Australia drops court action against Elon Musk's X over Sydney church stabbing posts

Australia's cyber safety regulator on Wednesday decided to drop a legal challenge against Elon Musk-owned X over the removal of videos of the stabbing of an Assyrian church bishop in Sydney, after a setback last month in the federal court.

Judge Geoffrey Kennett in May rejected a bid by the eSafety commissioner to extend a temporary order for the social media platform to block videos of the knife attack, which Australian authorities had called a terrorist attack.

Commissioner Julie Inman Grant said in a statement the regulator had decided to drop its legal action against X.

"Most Australians accept this kind of graphic material should not be on broadcast television, which begs an obvious question of why it should be allowed to be distributed freely and accessible online 24/7 to anyone, including children," Grant said.

She said a major concern was the ease by which children were able to access the violent content on X.

Grant said she originally issued X the notice to remove the video in order to prevent the "extremely violent footage from going viral", potentially inciting further violence and inflicting more harm on the community.

"I stand by my investigators and the decisions eSafety made," she said.

A 16-year-old boy has been charged with a terrorism offence for the alleged attack in April.

The legal tussle had sparked heated exchanges between Musk and senior Australian officials including Prime Minister Anthony Albanese, who called Musk "an arrogant billionaire" for his objections to take down the video.
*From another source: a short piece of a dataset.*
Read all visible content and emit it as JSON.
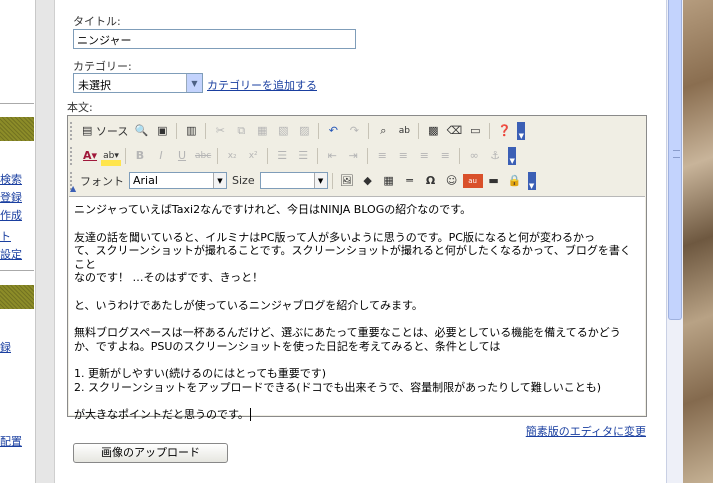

Musk has posted memes criticising the regulatory order, describing it as censorship.

Other major platforms such as Meta, TikTok, Reddit and Telegram, took down the video when asked.

X had blocked Australian users from viewing the posts but refused to remove them globally on the grounds that one country's rules should not control the internet.

But the regulator argued that geo-blocking Australians, the solution X offered, was ineffective because several users used virtual private networks that disguised their locations.